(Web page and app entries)
▼

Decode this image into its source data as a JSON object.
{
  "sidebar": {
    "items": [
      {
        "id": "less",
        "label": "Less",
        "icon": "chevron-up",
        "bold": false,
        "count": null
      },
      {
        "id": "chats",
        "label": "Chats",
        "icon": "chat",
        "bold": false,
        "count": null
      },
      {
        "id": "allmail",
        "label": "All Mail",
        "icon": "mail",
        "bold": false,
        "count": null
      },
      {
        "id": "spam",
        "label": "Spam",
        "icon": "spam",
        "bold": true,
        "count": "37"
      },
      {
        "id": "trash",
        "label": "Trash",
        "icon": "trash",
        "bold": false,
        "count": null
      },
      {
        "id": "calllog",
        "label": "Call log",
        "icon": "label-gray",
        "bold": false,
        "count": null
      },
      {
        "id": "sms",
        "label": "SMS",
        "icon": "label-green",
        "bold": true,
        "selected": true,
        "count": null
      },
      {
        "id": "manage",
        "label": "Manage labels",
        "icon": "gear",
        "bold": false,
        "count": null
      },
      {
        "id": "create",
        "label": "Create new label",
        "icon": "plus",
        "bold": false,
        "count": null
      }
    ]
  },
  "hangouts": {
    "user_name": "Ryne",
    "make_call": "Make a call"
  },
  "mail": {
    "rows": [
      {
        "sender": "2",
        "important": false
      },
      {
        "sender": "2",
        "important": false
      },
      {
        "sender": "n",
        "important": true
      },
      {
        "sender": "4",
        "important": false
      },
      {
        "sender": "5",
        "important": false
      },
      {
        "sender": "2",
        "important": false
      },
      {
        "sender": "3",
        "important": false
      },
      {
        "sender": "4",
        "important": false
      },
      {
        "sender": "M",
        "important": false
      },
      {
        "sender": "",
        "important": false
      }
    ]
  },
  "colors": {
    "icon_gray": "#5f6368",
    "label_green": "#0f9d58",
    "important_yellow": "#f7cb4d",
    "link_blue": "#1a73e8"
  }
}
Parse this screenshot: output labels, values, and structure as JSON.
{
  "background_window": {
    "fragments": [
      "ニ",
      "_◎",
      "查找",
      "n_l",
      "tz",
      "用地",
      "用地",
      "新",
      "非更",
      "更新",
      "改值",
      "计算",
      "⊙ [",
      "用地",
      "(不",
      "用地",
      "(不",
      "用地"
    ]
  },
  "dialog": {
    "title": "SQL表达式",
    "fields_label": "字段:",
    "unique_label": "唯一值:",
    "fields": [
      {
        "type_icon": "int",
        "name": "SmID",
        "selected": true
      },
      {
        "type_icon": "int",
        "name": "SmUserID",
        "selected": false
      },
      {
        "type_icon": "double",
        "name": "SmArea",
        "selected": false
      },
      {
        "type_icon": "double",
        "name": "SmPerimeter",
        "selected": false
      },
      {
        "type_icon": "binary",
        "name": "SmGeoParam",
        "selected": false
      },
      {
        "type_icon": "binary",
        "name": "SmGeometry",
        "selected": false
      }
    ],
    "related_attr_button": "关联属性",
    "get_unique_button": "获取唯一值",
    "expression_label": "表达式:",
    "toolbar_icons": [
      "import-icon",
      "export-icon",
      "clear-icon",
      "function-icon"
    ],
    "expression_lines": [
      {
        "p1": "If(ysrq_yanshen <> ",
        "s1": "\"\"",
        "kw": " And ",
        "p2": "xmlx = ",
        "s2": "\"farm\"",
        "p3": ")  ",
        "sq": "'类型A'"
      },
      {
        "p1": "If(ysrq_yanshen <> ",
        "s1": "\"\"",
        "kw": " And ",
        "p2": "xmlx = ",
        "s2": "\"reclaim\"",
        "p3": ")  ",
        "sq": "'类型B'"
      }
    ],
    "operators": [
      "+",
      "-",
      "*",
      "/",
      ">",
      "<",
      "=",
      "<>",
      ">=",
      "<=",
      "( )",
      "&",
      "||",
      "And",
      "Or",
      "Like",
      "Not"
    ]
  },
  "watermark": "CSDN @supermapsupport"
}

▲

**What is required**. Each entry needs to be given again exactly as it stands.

**Solution for this task**.
Decode this image into its source data as a JSON object.
{
  "sidebar": {
    "items": [
      {
        "id": "less",
        "label": "Less",
        "icon": "chevron-up",
        "bold": false,
        "count": null
      },
      {
        "id": "chats",
        "label": "Chats",
        "icon": "chat",
        "bold": false,
        "count": null
      },
      {
        "id": "allmail",
        "label": "All Mail",
        "icon": "mail",
        "bold": false,
        "count": null
      },
      {
        "id": "spam",
        "label": "Spam",
        "icon": "spam",
        "bold": true,
        "count": "37"
      },
      {
        "id": "trash",
        "label": "Trash",
        "icon": "trash",
        "bold": false,
        "count": null
      },
      {
        "id": "calllog",
        "label": "Call log",
        "icon": "label-gray",
        "bold": false,
        "count": null
      },
      {
        "id": "sms",
        "label": "SMS",
        "icon": "label-green",
        "bold": true,
        "selected": true,
        "count": null
      },
      {
        "id": "manage",
        "label": "Manage labels",
        "icon": "gear",
        "bold": false,
        "count": null
      },
      {
        "id": "create",
        "label": "Create new label",
        "icon": "plus",
        "bold": false,
        "count": null
      }
    ]
  },
  "hangouts": {
    "user_name": "Ryne",
    "make_call": "Make a call"
  },
  "mail": {
    "rows": [
      {
        "sender": "2",
        "important": false
      },
      {
        "sender": "2",
        "important": false
      },
      {
        "sender": "n",
        "important": true
      },
      {
        "sender": "4",
        "important": false
      },
      {
        "sender": "5",
        "important": false
      },
      {
        "sender": "2",
        "important": false
      },
      {
        "sender": "3",
        "important": false
      },
      {
        "sender": "4",
        "important": false
      },
      {
        "sender": "M",
        "important": false
      },
      {
        "sender": "",
        "important": false
      }
    ]
  },
  "colors": {
    "icon_gray": "#5f6368",
    "label_green": "#0f9d58",
    "important_yellow": "#f7cb4d",
    "link_blue": "#1a73e8"
  }
}
Parse this screenshot: output labels, values, and structure as JSON.
{
  "background_window": {
    "fragments": [
      "ニ",
      "_◎",
      "查找",
      "n_l",
      "tz",
      "用地",
      "用地",
      "新",
      "非更",
      "更新",
      "改值",
      "计算",
      "⊙ [",
      "用地",
      "(不",
      "用地",
      "(不",
      "用地"
    ]
  },
  "dialog": {
    "title": "SQL表达式",
    "fields_label": "字段:",
    "unique_label": "唯一值:",
    "fields": [
      {
        "type_icon": "int",
        "name": "SmID",
        "selected": true
      },
      {
        "type_icon": "int",
        "name": "SmUserID",
        "selected": false
      },
      {
        "type_icon": "double",
        "name": "SmArea",
        "selected": false
      },
      {
        "type_icon": "double",
        "name": "SmPerimeter",
        "selected": false
      },
      {
        "type_icon": "binary",
        "name": "SmGeoParam",
        "selected": false
      },
      {
        "type_icon": "binary",
        "name": "SmGeometry",
        "selected": false
      }
    ],
    "related_attr_button": "关联属性",
    "get_unique_button": "获取唯一值",
    "expression_label": "表达式:",
    "toolbar_icons": [
      "import-icon",
      "export-icon",
      "clear-icon",
      "function-icon"
    ],
    "expression_lines": [
      {
        "p1": "If(ysrq_yanshen <> ",
        "s1": "\"\"",
        "kw": " And ",
        "p2": "xmlx = ",
        "s2": "\"farm\"",
        "p3": ")  ",
        "sq": "'类型A'"
      },
      {
        "p1": "If(ysrq_yanshen <> ",
        "s1": "\"\"",
        "kw": " And ",
        "p2": "xmlx = ",
        "s2": "\"reclaim\"",
        "p3": ")  ",
        "sq": "'类型B'"
      }
    ],
    "operators": [
      "+",
      "-",
      "*",
      "/",
      ">",
      "<",
      "=",
      "<>",
      ">=",
      "<=",
      "( )",
      "&",
      "||",
      "And",
      "Or",
      "Like",
      "Not"
    ]
  },
  "watermark": "CSDN @supermapsupport"
}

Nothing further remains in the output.